Last week was supposed to mark a major milestone for NASA’s Commercial Crew program. Boeing’s much-hyped Starliner was supposed to travel to the International Space Station after launching from Florida. The capsule, which was uncrewed but included a “dummy” crew member, suffered what is being described as a glitch related to its mission timer.
The error ultimately prevented the spacecraft from completing its trip to the space station and, while NASA and Boeing are doing their best to put on happy faces and declare the mission a “success,” it was ultimately pretty disappointing. One small silver lining in all of this is that after completing a few orbits of Earth, Starliner managed to successfully land in White Sands, New Mexico, sticking a shiny bow on a largely unsatisfying trip.
As NASA and Boeing explained in a joint press conference shortly after Starliner launched last week, the spacecraft’s automated timer somehow fell out of sync with the mission itself. Based on its own internal timer, the capsule believed it was at a different stage of its mission than it actually was. This caused Starliner to burn more fuel than it was supposed to and, when the time came to execute the burn that would have sent Starliner on its way to the space station, it simply didn’t have the resources available.
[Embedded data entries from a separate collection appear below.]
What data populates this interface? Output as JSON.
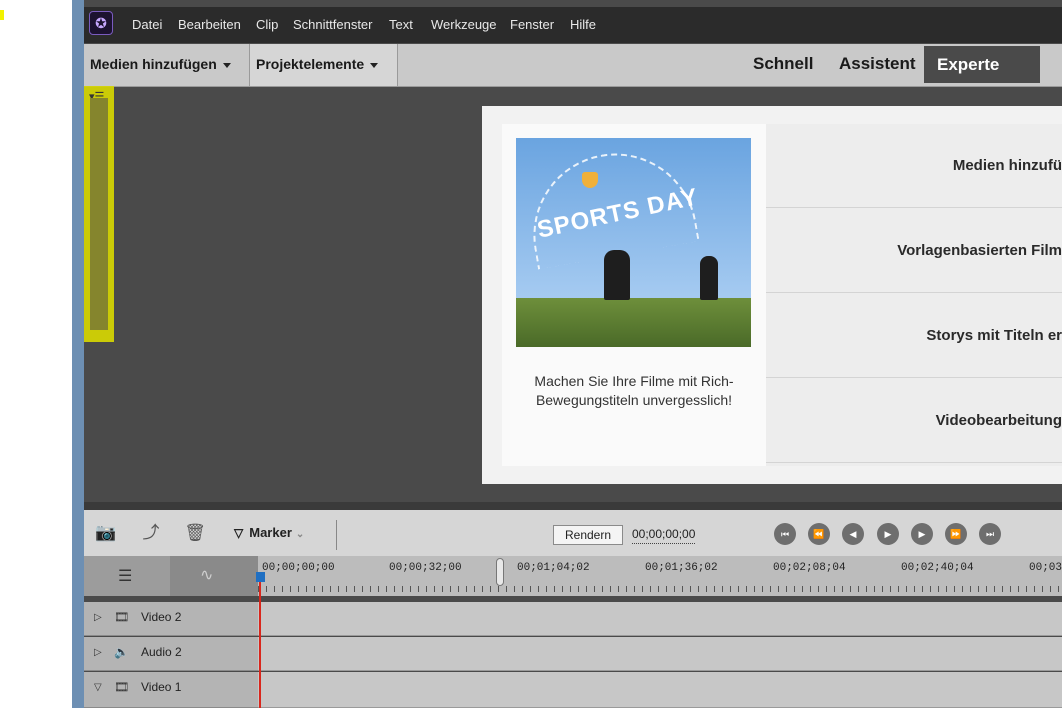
{
  "menubar": {
    "items": [
      "Datei",
      "Bearbeiten",
      "Clip",
      "Schnittfenster",
      "Text",
      "Werkzeuge",
      "Fenster",
      "Hilfe"
    ]
  },
  "toolbar": {
    "add_media": "Medien hinzufügen",
    "project_assets": "Projektelemente",
    "modes": [
      "Schnell",
      "Assistent",
      "Experte"
    ],
    "active_mode": "Experte"
  },
  "welcome_card": {
    "image_title": "SPORTS DAY",
    "caption": "Machen Sie Ihre Filme mit Rich-Bewegungstiteln unvergesslich!",
    "options": [
      "Medien hinzufü",
      "Vorlagenbasierten Film",
      "Storys mit Titeln er",
      "Videobearbeitung"
    ]
  },
  "timeline_toolbar": {
    "marker_label": "Marker",
    "render_label": "Rendern",
    "timecode": "00;00;00;00"
  },
  "ruler": {
    "labels": [
      "00;00;00;00",
      "00;00;32;00",
      "00;01;04;02",
      "00;01;36;02",
      "00;02;08;04",
      "00;02;40;04",
      "00;03;"
    ]
  },
  "tracks": [
    {
      "name": "Video 2",
      "type": "video",
      "expanded": false
    },
    {
      "name": "Audio 2",
      "type": "audio",
      "expanded": false
    },
    {
      "name": "Video 1",
      "type": "video",
      "expanded": true
    }
  ],
  "colors": {
    "menubar_bg": "#2b2b2b",
    "toolbar_bg": "#c9c9c9",
    "active_mode_bg": "#4a4a4a",
    "playhead": "#d9261c",
    "highlight": "#d9d900"
  }
}
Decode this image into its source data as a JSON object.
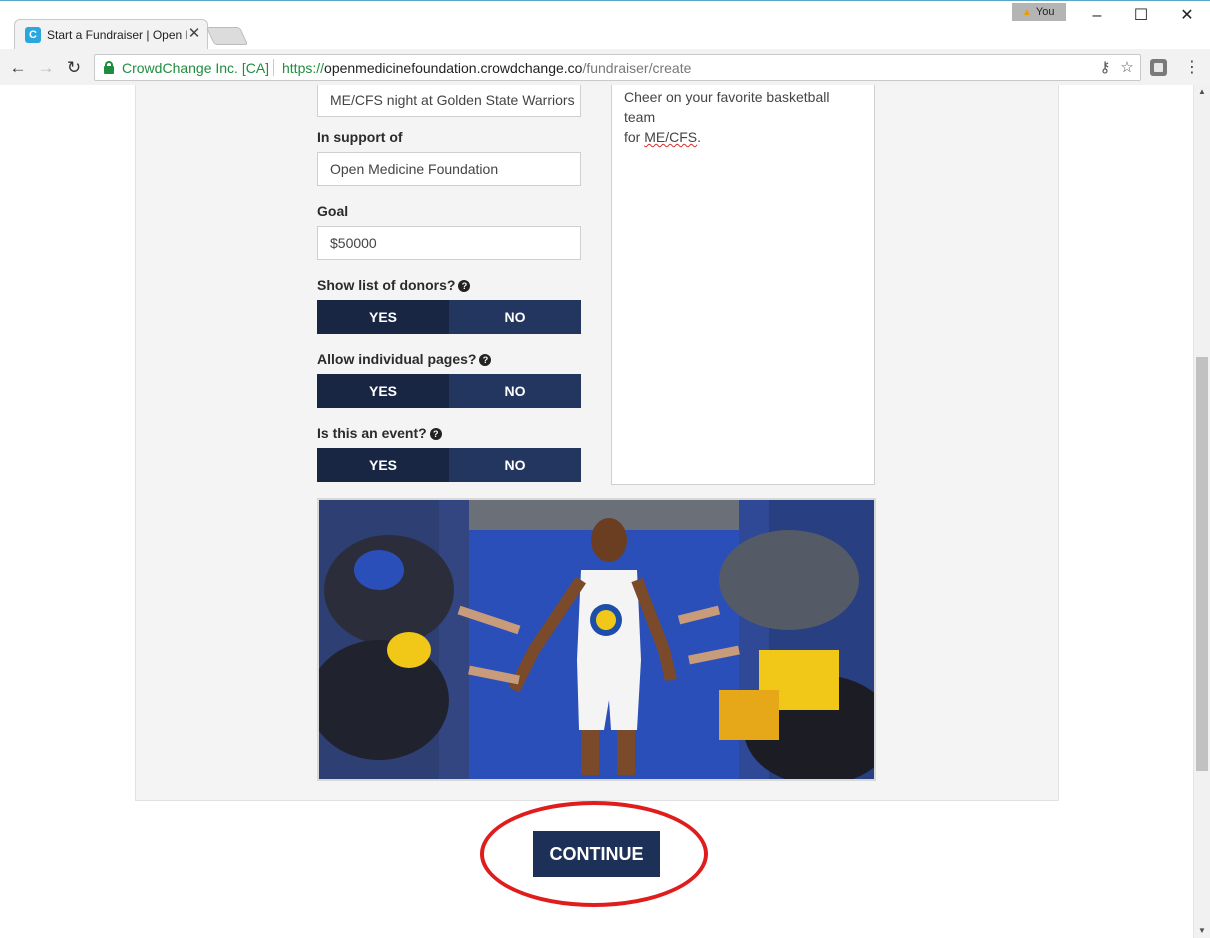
{
  "browser": {
    "tab_title": "Start a Fundraiser | Open Medicine Foundation",
    "tab_favicon": "crowdchange-favicon",
    "profile_name": "You",
    "site_name": "CrowdChange Inc. [CA]",
    "url_scheme": "https://",
    "url_host": "openmedicinefoundation.crowdchange.co",
    "url_path": "/fundraiser/create",
    "icons": [
      "back-icon",
      "forward-icon",
      "reload-icon",
      "lock-icon",
      "key-icon",
      "star-icon",
      "extension-icon",
      "menu-icon"
    ]
  },
  "form": {
    "title_value": "ME/CFS night at Golden State Warriors",
    "support_label": "In support of",
    "support_value": "Open Medicine Foundation",
    "goal_label": "Goal",
    "goal_value": "$50000",
    "donors_label": "Show list of donors?",
    "individual_label": "Allow individual pages?",
    "event_label": "Is this an event?",
    "yes_label": "YES",
    "no_label": "NO",
    "description_line1": "Cheer on your favorite basketball team",
    "description_line2_prefix": "for ",
    "description_line2_word": "ME/CFS",
    "description_line2_suffix": "."
  },
  "continue_label": "CONTINUE",
  "colors": {
    "toggle_selected": "#182644",
    "toggle_unselected": "#223660",
    "continue_bg": "#1d3158",
    "highlight": "#e01d1d"
  }
}
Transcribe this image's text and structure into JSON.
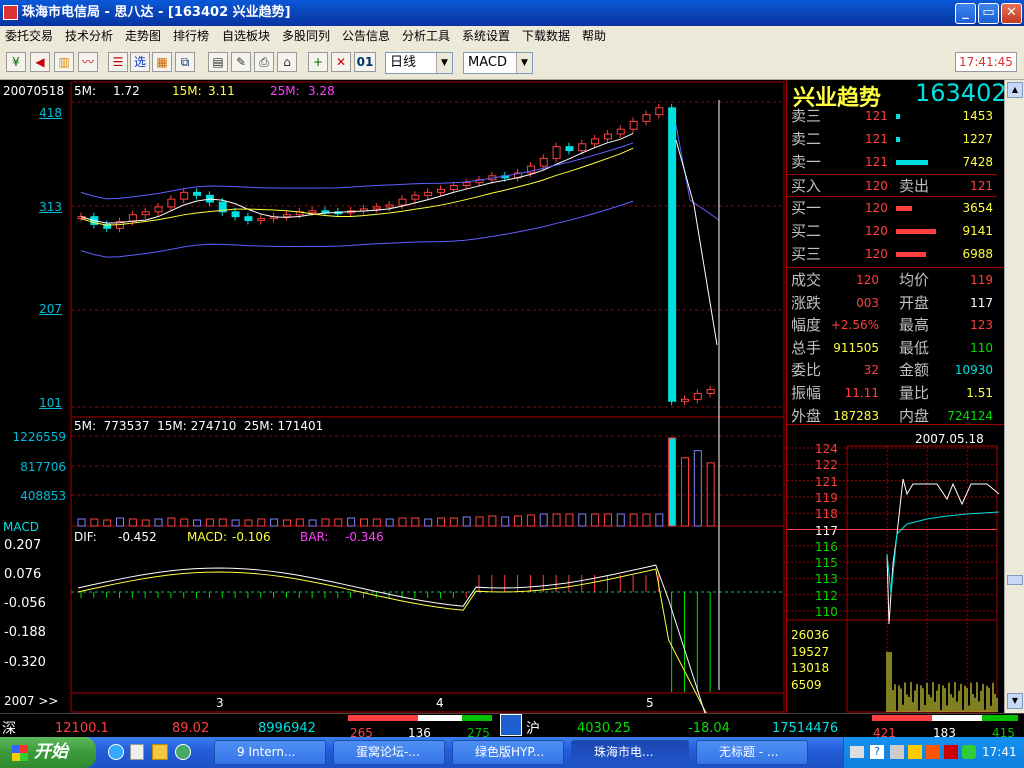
{
  "window": {
    "title": "珠海市电信局 - 思八达 - [163402 兴业趋势]"
  },
  "menu": [
    "委托交易",
    "技术分析",
    "走势图",
    "排行榜",
    "自选板块",
    "多股同列",
    "公告信息",
    "分析工具",
    "系统设置",
    "下载数据",
    "帮助"
  ],
  "toolbar": {
    "period": "日线",
    "indicator": "MACD",
    "time": "17:41:45",
    "icons": [
      "yuan-icon",
      "horn-icon",
      "chart-icon",
      "line-chart-icon",
      "list-icon",
      "select-icon",
      "grid-icon",
      "compare-icon",
      "doc-icon",
      "edit-icon",
      "print-icon",
      "home-icon",
      "plus-icon",
      "cross-icon"
    ],
    "btn_01": "01"
  },
  "kline": {
    "date": "20070518",
    "ma_labels": {
      "ma5": "5M:",
      "ma5_val": "1.72",
      "ma15": "15M:",
      "ma15_val": "3.11",
      "ma25": "25M:",
      "ma25_val": "3.28"
    },
    "y_ticks": [
      "418",
      "313",
      "207",
      "101"
    ]
  },
  "volume": {
    "ma_line": "5M:  773537  15M: 274710  25M: 171401",
    "y_ticks": [
      "1226559",
      "817706",
      "408853"
    ]
  },
  "macd": {
    "label": "MACD",
    "dif": "DIF:",
    "dif_val": "-0.452",
    "macd": "MACD:",
    "macd_val": "-0.106",
    "bar": "BAR:",
    "bar_val": "-0.346",
    "y_ticks": [
      "0.207",
      "0.076",
      "-0.056",
      "-0.188",
      "-0.320"
    ]
  },
  "x_axis": {
    "year": "2007 >>",
    "months": [
      "3",
      "4",
      "5"
    ]
  },
  "right_panel": {
    "name": "兴业趋势",
    "code": "163402",
    "asks": [
      {
        "label": "卖三",
        "price": "121",
        "vol": "1453"
      },
      {
        "label": "卖二",
        "price": "121",
        "vol": "1227"
      },
      {
        "label": "卖一",
        "price": "121",
        "vol": "7428"
      }
    ],
    "buy_sell": {
      "buy_label": "买入",
      "buy": "120",
      "sell_label": "卖出",
      "sell": "121"
    },
    "bids": [
      {
        "label": "买一",
        "price": "120",
        "vol": "3654"
      },
      {
        "label": "买二",
        "price": "120",
        "vol": "9141"
      },
      {
        "label": "买三",
        "price": "120",
        "vol": "6988"
      }
    ],
    "stats": [
      {
        "l1": "成交",
        "v1": "120",
        "l2": "均价",
        "v2": "119"
      },
      {
        "l1": "涨跌",
        "v1": "003",
        "l2": "开盘",
        "v2": "117"
      },
      {
        "l1": "幅度",
        "v1": "+2.56%",
        "l2": "最高",
        "v2": "123"
      },
      {
        "l1": "总手",
        "v1": "911505",
        "l2": "最低",
        "v2": "110"
      },
      {
        "l1": "委比",
        "v1": "32",
        "l2": "金额",
        "v2": "10930"
      },
      {
        "l1": "振幅",
        "v1": "11.11",
        "l2": "量比",
        "v2": "1.51"
      },
      {
        "l1": "外盘",
        "v1": "187283",
        "l2": "内盘",
        "v2": "724124"
      }
    ],
    "intraday": {
      "date": "2007.05.18",
      "price_ticks": [
        "124",
        "122",
        "121",
        "119",
        "118",
        "117",
        "116",
        "115",
        "113",
        "112",
        "110"
      ],
      "vol_ticks": [
        "26036",
        "19527",
        "13018",
        "6509"
      ]
    }
  },
  "statusbar": {
    "sz_label": "深",
    "sz_index": "12100.1",
    "sz_change": "89.02",
    "sz_amount": "8996942",
    "sz_up": "265",
    "sz_flat": "136",
    "sz_down": "275",
    "sh_label": "沪",
    "sh_index": "4030.25",
    "sh_change": "-18.04",
    "sh_amount": "17514476",
    "sh_up": "421",
    "sh_flat": "183",
    "sh_down": "415"
  },
  "taskbar": {
    "start": "开始",
    "tasks": [
      "9 Intern...",
      "蛋窝论坛-...",
      "绿色版HYP...",
      "珠海市电...",
      "无标题 - ..."
    ],
    "clock": "17:41"
  },
  "colors": {
    "up": "#ff4040",
    "down": "#00e0e0",
    "ma5": "#ffffff",
    "ma15": "#ffff40",
    "ma25": "#ff40ff",
    "grid": "#a00000"
  },
  "chart_data": {
    "type": "candlestick",
    "series": [
      {
        "name": "price",
        "values": [
          300,
          292,
          288,
          295,
          302,
          305,
          310,
          318,
          325,
          322,
          315,
          305,
          300,
          296,
          298,
          300,
          302,
          305,
          306,
          305,
          304,
          306,
          308,
          310,
          312,
          318,
          322,
          325,
          328,
          332,
          335,
          338,
          342,
          340,
          345,
          352,
          360,
          372,
          368,
          375,
          380,
          385,
          390,
          398,
          405,
          412,
          110,
          112,
          118,
          122
        ]
      },
      {
        "name": "volume",
        "values": [
          5,
          5,
          4,
          6,
          5,
          4,
          5,
          6,
          5,
          4,
          5,
          5,
          4,
          4,
          5,
          5,
          4,
          5,
          4,
          5,
          5,
          6,
          5,
          5,
          5,
          6,
          6,
          5,
          6,
          6,
          7,
          7,
          8,
          7,
          8,
          9,
          10,
          12,
          11,
          14,
          16,
          18,
          20,
          22,
          26,
          30,
          1226559,
          950000,
          1050000,
          880000
        ]
      }
    ]
  }
}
It’s unclear exactly how the timer fell out of sync, but NASA and Boeing are surely eager to learn just how such a glitch could have happened. During the post-launch press conference, NASA administrator Jim Bridenstine was quick to point out the many things that went right with the mission, while also noting that if human crew members had been aboard the spacecraft, they could have corrected the error in short order and the mission to the ISS would have been salvageable.
It’s true that this Starliner test flight was successful in a number of ways, but there’s no denying that the glitch was a major disappointment for NASA. The space agency is in desperate need of a way to send its own astronauts to the ISS without buying seats on Russian rockets, and the commercial crew programs from SpaceX and Boeing have seen countless delays. This is, unfortunately, yet another setback.